Please use this identifier to cite or link to this item:
|Scopus||Web of Science®||Altmetric|
|Title:||Five heterogeneous HbA1c trajectories from childhood to adulthood in youth with type 1 diabetes from three different continents: a group-based modeling approach|
Australasian Diabetes Data Network (ADDN) Study Group, the T1D Exchange Clinic Network (T1DX), and the German/Austrian/Luxembourgian Diabetes-Patienten-Verlaufsdokumentation (DPV) initiative
|Citation:||Pediatric Diabetes, 2019; 20(7):920-931|
|Mark A. Clements, Anke Schwandt, Kim C. Donaghue, Kellee Miller, Ursula Lück, Jennifer J. Couper ... et al.|
|Abstract:||OBJECTIVES:Only a fraction of youth meet established targets for glycemic control; many experience deteriorating control over time. We compared trajectories of hemoglobin A1c (HbA1c) among youth from three trans-continental type 1 diabetes (T1D) registries and identified clinical variables associated with the odds of following increasing vs stable trajectories. RESEARCH DESIGN AND METHODS:Analyses included longitudinal data from 15 897 individuals age 8 to 18 with T1D for at least 2 years and HbA1c measurements in at least 5 years during the observation period. Cohorts were selected from Australasian Diabetes Data Network (ADDN; Australia), German/Austrian/Luxembourgian Diabetes-Patienten-Verlaufsdokumentation initiative (DPV; Germany/Austria/Luxembourga), and the T1D Exchange Clinic Network (T1DX; US) clinic registries. Group-based trajectory modeling and multivariable logistic regression identified unique HbA1c trajectories and their predictors. RESULTS:Five heterogeneous trajectories of glycemic control in each registry were identified: low, intermediate, high stable; intermediate and high increasing. The overall HbA1c level for each trajectory group tended to be lowest in the DPV, higher in the ADDN, and highest in the T1DX. The absolute level of HbA1c and the proportion of individuals within each trajectory varied across registries: 17% to 22% of individuals followed an increasing trajectory. Compared with maintaining a stable trajectory, following an increasing trajectory was significantly associated with ethnic minority status, lower height z-score, higher BMI z-score, insulin injection therapy, and the occurrence of severe hypoglycemia; however, these factors were not consistent across the three registries. CONCLUSIONS:We report the first multinational registry-based comparison of glycemic control trajectories among youth with T1D from three continents and identify possible targets for intervention in those at risk of an increasing HbA1c trajectory.|
|Keywords:||Australasian Diabetes Data Network (ADDN) Study Group, the T1D Exchange Clinic Network (T1DX), and the German/Austrian/Luxembourgian Diabetes-Patienten-Verlaufsdokumentation (DPV) initiative|

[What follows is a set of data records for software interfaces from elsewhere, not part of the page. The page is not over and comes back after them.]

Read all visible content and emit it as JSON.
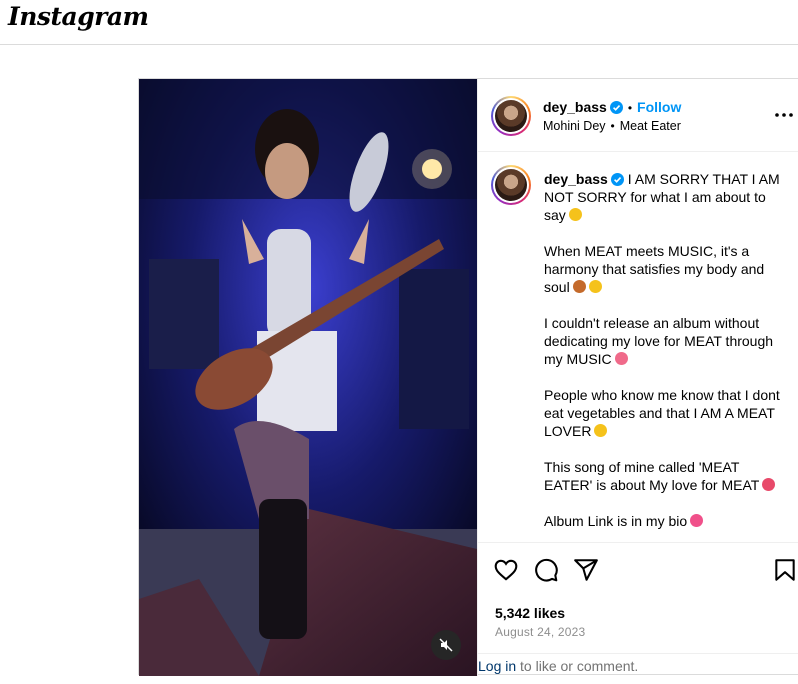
{
  "app": {
    "logo": "Instagram"
  },
  "post": {
    "username": "dey_bass",
    "follow_label": "Follow",
    "dot": "•",
    "subtitle_name": "Mohini Dey",
    "subtitle_audio": "Meat Eater",
    "caption_paragraphs": [
      {
        "text": "I AM SORRY THAT I AM NOT SORRY for what I am about to say",
        "emoji_color": "#f5c21b"
      },
      {
        "text": "When MEAT meets MUSIC, it's a harmony that satisfies my body and soul",
        "emoji_color": "#c46a2b",
        "emoji2_color": "#f5c21b"
      },
      {
        "text": "I couldn't release an album without dedicating my love for MEAT through my MUSIC",
        "emoji_color": "#f06a8a"
      },
      {
        "text": "People who know me know that I dont eat vegetables and that I AM A MEAT LOVER",
        "emoji_color": "#f5c21b"
      },
      {
        "text": "This song of mine called 'MEAT EATER' is about My love for MEAT",
        "emoji_color": "#e84a6a"
      },
      {
        "text": "Album Link is in my bio",
        "emoji_color": "#f0508a"
      }
    ],
    "likes": "5,342 likes",
    "date": "August 24, 2023",
    "login_link": "Log in",
    "login_rest": " to like or comment."
  },
  "icons": {
    "verified": "verified-badge-icon",
    "more": "more-options-icon",
    "like": "heart-icon",
    "comment": "comment-icon",
    "share": "share-icon",
    "save": "bookmark-icon",
    "mute": "muted-speaker-icon"
  },
  "colors": {
    "accent": "#0095f6",
    "link": "#00376b",
    "muted": "#8e8e8e",
    "border": "#dbdbdb"
  }
}
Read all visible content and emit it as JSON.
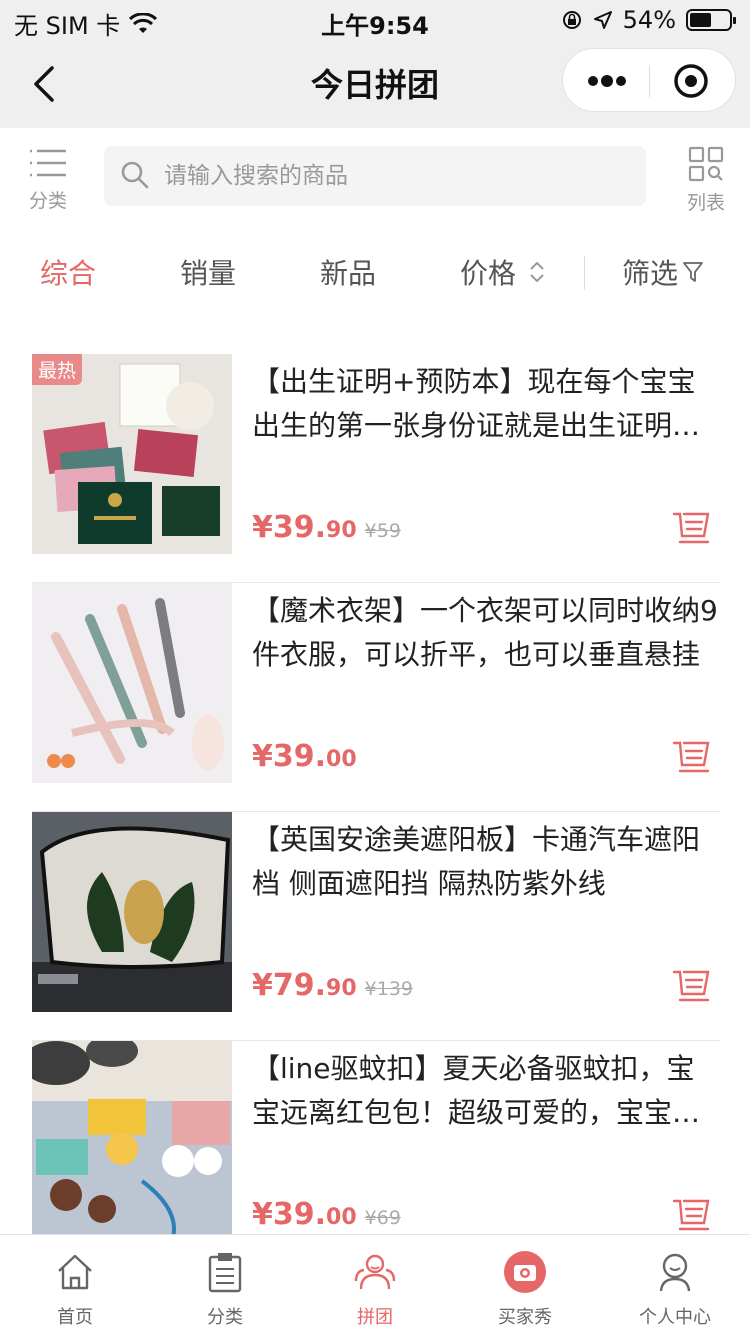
{
  "status_bar": {
    "carrier": "无 SIM 卡",
    "time": "上午9:54",
    "battery": "54%",
    "battery_level": 0.54
  },
  "nav": {
    "title": "今日拼团"
  },
  "search": {
    "category_label": "分类",
    "placeholder": "请输入搜索的商品",
    "list_label": "列表"
  },
  "sort_tabs": [
    {
      "label": "综合",
      "active": true
    },
    {
      "label": "销量"
    },
    {
      "label": "新品"
    },
    {
      "label": "价格"
    },
    {
      "label": "筛选"
    }
  ],
  "products": [
    {
      "badge": "最热",
      "title": "【出生证明+预防本】现在每个宝宝出生的第一张身份证就是出生证明了，这个出生证明保护套",
      "price_int": "¥39.",
      "price_dec": "90",
      "old_price": "¥59"
    },
    {
      "title": "【魔术衣架】一个衣架可以同时收纳9件衣服，可以折平，也可以垂直悬挂",
      "price_int": "¥39.",
      "price_dec": "00",
      "old_price": ""
    },
    {
      "title": "【英国安途美遮阳板】卡通汽车遮阳档 侧面遮阳挡 隔热防紫外线",
      "price_int": "¥79.",
      "price_dec": "90",
      "old_price": "¥139"
    },
    {
      "title": "【line驱蚊扣】夏天必备驱蚊扣，宝宝远离红包包！超级可爱的，宝宝很喜欢",
      "price_int": "¥39.",
      "price_dec": "00",
      "old_price": "¥69"
    }
  ],
  "tab_bar": [
    {
      "label": "首页",
      "icon": "home-icon"
    },
    {
      "label": "分类",
      "icon": "clipboard-icon"
    },
    {
      "label": "拼团",
      "icon": "group-icon",
      "active": true
    },
    {
      "label": "买家秀",
      "icon": "camera-icon"
    },
    {
      "label": "个人中心",
      "icon": "person-icon"
    }
  ],
  "colors": {
    "accent": "#e56767",
    "nav_bg": "#efefef"
  }
}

|Rights:||© 2019 John Wiley & Sons A/S. Published by John Wiley & Sons Ltd.|
|Appears in Collections:||Aurora harvest 8|
Files in This Item:
There are no files associated with this item.
Items in DSpace are protected by copyright, with all rights reserved, unless otherwise indicated.